• [Exercise prompt] Report how many lines of the records below include the word "Carol". Give nothing but the number.

::: Extracted material :::

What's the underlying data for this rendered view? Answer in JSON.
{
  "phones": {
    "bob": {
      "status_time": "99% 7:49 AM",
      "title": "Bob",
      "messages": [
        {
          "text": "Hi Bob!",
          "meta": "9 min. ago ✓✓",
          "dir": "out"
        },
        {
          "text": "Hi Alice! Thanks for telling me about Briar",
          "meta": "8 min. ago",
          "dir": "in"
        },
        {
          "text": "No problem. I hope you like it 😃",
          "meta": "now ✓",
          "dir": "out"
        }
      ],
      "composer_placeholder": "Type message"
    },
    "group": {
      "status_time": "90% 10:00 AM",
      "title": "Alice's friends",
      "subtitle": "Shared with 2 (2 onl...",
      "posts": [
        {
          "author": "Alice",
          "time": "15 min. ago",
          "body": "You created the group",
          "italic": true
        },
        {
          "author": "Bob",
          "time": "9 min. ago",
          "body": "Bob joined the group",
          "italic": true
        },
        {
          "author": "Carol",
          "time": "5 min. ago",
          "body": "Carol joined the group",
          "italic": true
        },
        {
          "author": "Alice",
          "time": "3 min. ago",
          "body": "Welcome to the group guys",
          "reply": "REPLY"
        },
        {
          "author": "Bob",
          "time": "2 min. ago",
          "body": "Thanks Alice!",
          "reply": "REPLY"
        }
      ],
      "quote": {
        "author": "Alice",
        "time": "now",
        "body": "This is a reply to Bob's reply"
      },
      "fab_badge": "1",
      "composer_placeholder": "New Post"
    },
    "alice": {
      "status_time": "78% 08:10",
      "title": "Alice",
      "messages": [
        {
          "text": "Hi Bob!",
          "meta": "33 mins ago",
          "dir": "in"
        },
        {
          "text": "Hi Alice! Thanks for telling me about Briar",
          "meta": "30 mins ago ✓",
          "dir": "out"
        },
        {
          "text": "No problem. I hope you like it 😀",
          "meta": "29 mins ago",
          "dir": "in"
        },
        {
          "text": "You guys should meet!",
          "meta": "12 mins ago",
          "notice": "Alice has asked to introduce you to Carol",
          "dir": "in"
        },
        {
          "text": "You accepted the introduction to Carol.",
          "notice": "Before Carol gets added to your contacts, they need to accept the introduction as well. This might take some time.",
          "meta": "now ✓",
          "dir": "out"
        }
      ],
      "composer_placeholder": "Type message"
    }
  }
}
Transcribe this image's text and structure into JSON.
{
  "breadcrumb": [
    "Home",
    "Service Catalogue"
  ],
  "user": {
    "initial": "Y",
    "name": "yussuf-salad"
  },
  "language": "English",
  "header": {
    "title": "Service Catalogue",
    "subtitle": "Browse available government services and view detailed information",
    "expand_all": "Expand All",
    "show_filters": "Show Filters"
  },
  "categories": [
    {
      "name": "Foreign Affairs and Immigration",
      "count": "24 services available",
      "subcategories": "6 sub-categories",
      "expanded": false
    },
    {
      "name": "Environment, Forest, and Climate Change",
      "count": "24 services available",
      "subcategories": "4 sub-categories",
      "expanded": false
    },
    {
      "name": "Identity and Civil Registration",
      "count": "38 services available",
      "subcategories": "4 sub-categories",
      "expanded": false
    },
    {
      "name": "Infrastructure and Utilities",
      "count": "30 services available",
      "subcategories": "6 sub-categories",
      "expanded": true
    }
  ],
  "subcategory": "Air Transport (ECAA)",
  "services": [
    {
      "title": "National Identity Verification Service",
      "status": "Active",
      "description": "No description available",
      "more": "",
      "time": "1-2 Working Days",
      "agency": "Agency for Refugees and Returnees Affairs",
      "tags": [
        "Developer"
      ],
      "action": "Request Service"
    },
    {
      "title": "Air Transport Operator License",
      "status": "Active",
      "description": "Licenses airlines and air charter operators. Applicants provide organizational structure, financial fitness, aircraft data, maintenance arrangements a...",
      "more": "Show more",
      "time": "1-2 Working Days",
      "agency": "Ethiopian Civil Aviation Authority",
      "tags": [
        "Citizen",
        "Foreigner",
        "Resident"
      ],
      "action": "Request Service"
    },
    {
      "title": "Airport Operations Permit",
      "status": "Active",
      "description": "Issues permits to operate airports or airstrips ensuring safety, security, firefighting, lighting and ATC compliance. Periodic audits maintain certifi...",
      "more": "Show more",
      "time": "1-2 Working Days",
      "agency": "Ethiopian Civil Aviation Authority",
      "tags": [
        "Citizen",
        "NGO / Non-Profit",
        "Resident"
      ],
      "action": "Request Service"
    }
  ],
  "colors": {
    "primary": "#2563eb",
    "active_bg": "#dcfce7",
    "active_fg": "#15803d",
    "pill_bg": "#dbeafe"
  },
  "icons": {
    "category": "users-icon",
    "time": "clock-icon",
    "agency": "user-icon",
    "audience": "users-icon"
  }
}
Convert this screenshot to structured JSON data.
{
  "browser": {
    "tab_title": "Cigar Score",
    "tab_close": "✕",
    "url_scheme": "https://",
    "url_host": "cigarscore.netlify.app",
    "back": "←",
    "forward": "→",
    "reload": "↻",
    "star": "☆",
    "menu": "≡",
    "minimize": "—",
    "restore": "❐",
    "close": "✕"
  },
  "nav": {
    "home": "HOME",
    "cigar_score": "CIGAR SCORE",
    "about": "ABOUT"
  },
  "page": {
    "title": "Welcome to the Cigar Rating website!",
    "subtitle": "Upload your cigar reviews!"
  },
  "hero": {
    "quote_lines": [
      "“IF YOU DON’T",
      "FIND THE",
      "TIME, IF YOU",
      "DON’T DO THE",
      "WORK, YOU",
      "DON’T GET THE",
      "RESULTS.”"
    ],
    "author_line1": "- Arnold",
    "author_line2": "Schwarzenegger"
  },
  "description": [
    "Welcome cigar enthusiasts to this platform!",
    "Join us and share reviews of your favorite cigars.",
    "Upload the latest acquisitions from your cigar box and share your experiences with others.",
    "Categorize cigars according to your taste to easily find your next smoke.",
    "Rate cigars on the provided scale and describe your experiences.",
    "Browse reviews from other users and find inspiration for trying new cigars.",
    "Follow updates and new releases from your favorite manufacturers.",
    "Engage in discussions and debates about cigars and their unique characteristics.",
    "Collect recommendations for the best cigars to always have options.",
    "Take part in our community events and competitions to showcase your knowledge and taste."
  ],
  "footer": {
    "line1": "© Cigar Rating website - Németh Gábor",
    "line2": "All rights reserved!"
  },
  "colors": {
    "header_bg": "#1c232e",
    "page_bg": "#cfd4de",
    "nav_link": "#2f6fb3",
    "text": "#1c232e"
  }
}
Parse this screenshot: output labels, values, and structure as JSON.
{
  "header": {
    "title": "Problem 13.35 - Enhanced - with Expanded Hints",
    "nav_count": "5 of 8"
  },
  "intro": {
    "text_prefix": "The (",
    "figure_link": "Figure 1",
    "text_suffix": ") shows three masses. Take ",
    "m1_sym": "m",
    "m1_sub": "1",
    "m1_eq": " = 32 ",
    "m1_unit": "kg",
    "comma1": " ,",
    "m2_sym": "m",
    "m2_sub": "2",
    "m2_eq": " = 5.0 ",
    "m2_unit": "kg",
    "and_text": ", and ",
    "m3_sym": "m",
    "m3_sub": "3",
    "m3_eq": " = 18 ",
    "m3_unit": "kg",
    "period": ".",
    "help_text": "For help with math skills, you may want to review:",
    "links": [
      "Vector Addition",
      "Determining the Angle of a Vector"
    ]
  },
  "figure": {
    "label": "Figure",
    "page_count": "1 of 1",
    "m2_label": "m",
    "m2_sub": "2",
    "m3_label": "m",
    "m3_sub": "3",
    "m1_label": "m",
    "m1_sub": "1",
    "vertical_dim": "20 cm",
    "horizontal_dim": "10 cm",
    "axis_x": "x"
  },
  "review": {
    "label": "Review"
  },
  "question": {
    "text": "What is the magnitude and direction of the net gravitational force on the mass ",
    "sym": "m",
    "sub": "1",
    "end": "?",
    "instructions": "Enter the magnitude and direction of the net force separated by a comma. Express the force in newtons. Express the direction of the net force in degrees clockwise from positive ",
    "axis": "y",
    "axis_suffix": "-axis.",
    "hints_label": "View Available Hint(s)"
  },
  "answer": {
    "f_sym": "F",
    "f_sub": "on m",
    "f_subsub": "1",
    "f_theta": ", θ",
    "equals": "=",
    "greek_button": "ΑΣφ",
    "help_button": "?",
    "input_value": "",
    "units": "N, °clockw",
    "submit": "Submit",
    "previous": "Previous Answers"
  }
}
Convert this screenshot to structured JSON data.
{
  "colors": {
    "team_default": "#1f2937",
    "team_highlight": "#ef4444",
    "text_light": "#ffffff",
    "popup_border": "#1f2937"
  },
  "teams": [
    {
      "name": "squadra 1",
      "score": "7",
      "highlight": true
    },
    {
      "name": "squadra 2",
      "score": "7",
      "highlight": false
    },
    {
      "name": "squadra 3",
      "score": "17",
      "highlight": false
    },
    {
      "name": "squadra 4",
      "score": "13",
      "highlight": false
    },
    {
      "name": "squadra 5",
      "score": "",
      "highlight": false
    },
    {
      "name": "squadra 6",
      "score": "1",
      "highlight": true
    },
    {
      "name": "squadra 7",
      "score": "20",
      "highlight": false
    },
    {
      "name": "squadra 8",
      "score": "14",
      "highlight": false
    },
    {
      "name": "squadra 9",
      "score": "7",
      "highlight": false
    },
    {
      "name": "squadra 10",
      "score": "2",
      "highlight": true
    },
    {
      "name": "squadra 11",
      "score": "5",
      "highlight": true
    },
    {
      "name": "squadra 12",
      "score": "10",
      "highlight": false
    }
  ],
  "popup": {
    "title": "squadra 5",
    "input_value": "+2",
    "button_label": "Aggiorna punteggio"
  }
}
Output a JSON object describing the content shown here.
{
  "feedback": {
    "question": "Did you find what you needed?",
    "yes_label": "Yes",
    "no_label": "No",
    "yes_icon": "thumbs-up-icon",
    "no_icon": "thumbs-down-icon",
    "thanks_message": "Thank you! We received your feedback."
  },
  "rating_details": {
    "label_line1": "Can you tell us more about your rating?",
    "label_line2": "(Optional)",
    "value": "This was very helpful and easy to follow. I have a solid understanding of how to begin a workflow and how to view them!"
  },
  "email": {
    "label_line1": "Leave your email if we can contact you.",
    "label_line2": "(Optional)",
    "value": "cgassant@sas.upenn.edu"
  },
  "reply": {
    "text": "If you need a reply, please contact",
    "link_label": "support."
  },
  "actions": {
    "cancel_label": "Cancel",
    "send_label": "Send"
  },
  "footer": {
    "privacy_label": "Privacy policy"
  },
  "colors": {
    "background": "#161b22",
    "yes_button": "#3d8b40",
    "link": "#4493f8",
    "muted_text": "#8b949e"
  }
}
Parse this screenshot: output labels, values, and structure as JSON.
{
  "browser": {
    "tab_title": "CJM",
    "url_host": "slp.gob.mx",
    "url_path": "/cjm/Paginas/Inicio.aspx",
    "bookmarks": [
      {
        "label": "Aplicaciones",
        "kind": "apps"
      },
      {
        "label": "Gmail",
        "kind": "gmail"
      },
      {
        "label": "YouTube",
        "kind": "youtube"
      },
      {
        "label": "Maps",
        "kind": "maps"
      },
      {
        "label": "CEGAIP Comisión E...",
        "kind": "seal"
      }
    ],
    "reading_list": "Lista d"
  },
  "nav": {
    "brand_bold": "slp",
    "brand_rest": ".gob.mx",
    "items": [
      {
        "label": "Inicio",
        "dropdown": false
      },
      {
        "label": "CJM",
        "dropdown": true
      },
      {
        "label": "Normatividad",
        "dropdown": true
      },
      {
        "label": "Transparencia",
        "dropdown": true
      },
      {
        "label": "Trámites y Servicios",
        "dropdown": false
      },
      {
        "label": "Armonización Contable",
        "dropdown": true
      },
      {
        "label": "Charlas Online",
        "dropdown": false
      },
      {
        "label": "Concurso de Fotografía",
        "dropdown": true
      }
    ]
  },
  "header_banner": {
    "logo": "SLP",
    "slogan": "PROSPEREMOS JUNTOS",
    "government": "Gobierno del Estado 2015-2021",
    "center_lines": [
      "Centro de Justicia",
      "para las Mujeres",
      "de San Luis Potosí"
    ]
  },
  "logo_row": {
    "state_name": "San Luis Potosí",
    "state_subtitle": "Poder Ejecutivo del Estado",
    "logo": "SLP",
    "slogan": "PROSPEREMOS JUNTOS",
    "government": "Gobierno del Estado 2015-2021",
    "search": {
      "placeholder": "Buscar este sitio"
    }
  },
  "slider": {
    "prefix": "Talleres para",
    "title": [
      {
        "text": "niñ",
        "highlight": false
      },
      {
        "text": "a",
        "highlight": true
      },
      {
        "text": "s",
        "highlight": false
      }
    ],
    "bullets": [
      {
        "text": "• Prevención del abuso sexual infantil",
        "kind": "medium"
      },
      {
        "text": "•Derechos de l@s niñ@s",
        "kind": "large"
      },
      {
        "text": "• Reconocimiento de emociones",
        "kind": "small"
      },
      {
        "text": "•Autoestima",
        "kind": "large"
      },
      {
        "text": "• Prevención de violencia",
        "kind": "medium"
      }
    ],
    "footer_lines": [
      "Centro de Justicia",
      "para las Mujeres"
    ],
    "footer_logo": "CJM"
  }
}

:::

• [Exercise output] 5